---------- Material supplied ----------
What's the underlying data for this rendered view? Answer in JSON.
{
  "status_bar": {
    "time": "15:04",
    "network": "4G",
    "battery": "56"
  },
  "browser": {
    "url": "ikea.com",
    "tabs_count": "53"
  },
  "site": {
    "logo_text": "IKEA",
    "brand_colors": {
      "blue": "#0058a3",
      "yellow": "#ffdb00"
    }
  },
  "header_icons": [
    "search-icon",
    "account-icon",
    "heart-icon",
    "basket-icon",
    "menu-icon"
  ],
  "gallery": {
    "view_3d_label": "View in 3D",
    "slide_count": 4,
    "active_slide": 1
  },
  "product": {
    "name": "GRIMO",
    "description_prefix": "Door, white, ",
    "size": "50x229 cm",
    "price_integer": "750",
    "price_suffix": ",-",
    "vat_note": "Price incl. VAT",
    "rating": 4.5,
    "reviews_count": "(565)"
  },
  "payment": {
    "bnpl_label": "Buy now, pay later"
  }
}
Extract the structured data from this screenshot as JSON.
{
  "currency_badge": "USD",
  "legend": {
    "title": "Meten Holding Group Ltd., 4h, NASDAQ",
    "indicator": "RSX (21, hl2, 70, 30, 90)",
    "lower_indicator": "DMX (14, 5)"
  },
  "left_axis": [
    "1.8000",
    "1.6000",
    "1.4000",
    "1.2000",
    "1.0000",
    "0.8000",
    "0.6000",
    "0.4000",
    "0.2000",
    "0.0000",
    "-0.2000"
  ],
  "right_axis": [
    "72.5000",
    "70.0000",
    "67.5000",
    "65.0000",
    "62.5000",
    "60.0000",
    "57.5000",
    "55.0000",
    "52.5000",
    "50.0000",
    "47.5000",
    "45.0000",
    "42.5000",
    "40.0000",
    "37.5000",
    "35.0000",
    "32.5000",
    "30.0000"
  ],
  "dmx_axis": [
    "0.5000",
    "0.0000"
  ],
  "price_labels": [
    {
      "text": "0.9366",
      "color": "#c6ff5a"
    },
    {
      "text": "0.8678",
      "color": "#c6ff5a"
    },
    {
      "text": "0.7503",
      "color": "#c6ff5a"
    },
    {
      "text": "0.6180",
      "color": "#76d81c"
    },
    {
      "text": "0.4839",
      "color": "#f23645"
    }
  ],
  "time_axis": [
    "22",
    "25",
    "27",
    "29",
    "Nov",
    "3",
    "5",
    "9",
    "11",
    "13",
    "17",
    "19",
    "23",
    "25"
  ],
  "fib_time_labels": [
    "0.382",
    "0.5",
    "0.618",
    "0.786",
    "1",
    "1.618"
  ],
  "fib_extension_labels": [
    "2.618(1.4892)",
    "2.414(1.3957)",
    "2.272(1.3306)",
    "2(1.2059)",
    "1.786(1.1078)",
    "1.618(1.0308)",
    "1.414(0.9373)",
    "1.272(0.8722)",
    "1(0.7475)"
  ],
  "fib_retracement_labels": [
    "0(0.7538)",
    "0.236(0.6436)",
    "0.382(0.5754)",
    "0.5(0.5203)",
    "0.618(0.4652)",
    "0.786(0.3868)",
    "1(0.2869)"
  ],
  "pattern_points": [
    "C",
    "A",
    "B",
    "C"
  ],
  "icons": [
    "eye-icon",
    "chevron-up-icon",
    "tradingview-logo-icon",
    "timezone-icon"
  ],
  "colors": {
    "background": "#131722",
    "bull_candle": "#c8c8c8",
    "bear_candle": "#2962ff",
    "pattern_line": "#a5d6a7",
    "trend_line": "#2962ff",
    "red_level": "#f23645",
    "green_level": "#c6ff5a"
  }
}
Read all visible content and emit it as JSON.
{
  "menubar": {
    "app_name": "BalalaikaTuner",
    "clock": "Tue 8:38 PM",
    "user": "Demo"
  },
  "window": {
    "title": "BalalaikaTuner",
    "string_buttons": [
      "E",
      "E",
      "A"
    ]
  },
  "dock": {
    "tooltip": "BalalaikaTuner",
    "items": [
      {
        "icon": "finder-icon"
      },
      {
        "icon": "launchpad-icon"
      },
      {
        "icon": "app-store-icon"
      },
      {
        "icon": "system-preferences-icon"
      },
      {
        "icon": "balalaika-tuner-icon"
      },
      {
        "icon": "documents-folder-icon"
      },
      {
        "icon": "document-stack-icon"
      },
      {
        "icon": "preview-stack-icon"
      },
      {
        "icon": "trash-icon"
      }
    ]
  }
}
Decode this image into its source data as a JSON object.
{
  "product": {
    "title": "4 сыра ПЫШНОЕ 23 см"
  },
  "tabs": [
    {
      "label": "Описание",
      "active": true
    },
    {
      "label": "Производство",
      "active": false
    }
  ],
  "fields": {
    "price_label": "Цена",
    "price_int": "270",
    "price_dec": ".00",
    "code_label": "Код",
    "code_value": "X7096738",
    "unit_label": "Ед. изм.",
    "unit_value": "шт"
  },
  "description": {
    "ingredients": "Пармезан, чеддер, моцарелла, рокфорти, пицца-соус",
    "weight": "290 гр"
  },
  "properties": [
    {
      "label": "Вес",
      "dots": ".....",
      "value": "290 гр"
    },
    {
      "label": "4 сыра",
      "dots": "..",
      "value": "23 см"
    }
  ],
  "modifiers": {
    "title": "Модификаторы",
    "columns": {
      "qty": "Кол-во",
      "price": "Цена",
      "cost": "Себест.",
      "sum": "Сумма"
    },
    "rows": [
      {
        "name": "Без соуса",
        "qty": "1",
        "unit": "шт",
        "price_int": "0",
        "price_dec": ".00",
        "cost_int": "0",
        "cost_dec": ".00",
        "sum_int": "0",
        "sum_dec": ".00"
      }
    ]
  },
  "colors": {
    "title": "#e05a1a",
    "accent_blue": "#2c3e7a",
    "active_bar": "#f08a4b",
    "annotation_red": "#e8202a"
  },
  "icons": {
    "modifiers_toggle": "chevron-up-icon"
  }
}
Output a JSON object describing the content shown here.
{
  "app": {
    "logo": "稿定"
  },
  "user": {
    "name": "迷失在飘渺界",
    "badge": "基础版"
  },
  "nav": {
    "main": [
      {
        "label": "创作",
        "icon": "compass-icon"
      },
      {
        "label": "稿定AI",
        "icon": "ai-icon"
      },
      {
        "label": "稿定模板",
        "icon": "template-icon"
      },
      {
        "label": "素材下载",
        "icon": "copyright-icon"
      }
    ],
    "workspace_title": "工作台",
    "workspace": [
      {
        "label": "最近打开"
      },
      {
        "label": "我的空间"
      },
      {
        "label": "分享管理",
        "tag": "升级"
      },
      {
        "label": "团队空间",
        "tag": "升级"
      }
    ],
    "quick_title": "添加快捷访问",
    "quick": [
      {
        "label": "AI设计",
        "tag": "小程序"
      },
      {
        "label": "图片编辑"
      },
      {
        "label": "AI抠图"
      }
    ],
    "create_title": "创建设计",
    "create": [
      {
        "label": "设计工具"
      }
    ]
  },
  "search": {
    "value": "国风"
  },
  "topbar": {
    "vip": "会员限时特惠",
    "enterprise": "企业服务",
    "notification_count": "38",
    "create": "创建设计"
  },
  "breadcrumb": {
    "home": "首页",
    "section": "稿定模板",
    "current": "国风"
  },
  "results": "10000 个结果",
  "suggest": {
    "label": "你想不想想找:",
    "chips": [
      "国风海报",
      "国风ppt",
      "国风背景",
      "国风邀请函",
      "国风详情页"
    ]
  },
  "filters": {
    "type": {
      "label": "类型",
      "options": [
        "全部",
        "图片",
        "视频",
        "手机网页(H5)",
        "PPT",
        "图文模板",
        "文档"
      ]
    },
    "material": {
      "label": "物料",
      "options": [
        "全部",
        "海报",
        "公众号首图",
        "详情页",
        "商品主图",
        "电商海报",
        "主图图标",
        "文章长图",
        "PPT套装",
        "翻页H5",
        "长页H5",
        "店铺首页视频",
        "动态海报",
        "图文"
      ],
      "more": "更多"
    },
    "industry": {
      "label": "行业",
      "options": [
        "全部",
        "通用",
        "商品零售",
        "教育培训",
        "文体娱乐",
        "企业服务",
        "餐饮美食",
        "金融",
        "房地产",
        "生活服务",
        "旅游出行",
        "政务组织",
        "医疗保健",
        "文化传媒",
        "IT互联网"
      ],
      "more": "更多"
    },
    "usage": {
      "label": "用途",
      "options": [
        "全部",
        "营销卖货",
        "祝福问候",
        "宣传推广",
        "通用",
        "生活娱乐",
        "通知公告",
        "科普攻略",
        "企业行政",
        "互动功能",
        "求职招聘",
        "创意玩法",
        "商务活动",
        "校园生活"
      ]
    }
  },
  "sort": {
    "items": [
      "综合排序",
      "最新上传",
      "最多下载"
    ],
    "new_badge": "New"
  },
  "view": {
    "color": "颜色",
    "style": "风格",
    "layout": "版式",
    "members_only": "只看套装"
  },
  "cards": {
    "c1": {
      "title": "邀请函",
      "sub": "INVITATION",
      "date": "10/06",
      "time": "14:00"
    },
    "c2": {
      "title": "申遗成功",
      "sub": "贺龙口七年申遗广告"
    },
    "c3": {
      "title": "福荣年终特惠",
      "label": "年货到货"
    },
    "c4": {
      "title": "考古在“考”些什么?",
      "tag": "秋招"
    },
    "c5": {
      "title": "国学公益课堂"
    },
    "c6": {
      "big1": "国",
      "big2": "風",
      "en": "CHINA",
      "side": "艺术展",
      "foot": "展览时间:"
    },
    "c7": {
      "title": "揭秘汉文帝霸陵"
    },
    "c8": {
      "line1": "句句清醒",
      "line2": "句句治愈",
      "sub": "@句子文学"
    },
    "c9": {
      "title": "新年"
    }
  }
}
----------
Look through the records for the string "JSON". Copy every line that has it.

Response to the exercise =
What's the underlying data for this rendered view? Answer in JSON.
Extract the structured data from this screenshot as JSON.
Read all visible content and emit it as JSON.
Decode this image into its source data as a JSON object.
Output a JSON object describing the content shown here.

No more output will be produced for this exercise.